▸ Exercise directions
What lines below include the string "description"? Pick them out and copy them.

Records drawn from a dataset
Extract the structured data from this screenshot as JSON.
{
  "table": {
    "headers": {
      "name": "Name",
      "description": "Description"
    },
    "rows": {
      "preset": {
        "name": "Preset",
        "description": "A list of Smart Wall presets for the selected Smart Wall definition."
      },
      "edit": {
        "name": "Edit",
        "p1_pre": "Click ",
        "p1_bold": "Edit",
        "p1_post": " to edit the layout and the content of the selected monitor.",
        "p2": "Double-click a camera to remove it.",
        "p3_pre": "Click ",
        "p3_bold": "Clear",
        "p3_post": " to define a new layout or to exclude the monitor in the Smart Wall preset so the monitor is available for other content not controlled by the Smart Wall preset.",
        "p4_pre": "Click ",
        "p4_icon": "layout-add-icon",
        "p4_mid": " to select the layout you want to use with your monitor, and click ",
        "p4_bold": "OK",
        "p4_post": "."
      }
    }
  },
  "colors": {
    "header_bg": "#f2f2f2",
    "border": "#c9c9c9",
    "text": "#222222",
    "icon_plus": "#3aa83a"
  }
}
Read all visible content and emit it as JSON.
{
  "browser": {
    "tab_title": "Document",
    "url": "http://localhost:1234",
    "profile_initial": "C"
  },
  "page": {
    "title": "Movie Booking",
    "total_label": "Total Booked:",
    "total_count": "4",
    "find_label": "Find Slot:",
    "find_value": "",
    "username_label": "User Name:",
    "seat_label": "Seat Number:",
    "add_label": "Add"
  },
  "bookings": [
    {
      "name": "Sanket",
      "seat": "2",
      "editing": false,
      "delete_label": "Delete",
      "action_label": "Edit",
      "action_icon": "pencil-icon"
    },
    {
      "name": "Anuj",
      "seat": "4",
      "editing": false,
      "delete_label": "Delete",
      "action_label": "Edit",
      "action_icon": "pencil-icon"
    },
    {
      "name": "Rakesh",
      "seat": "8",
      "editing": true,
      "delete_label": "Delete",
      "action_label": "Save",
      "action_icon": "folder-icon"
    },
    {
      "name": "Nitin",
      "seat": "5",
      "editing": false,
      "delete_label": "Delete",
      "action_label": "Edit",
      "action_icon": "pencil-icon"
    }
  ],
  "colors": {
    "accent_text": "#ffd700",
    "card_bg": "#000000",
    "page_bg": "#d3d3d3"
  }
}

▸ Task output
      "description": "Description"
        "description": "A list of Smart Wall presets for the selected Smart Wall definition."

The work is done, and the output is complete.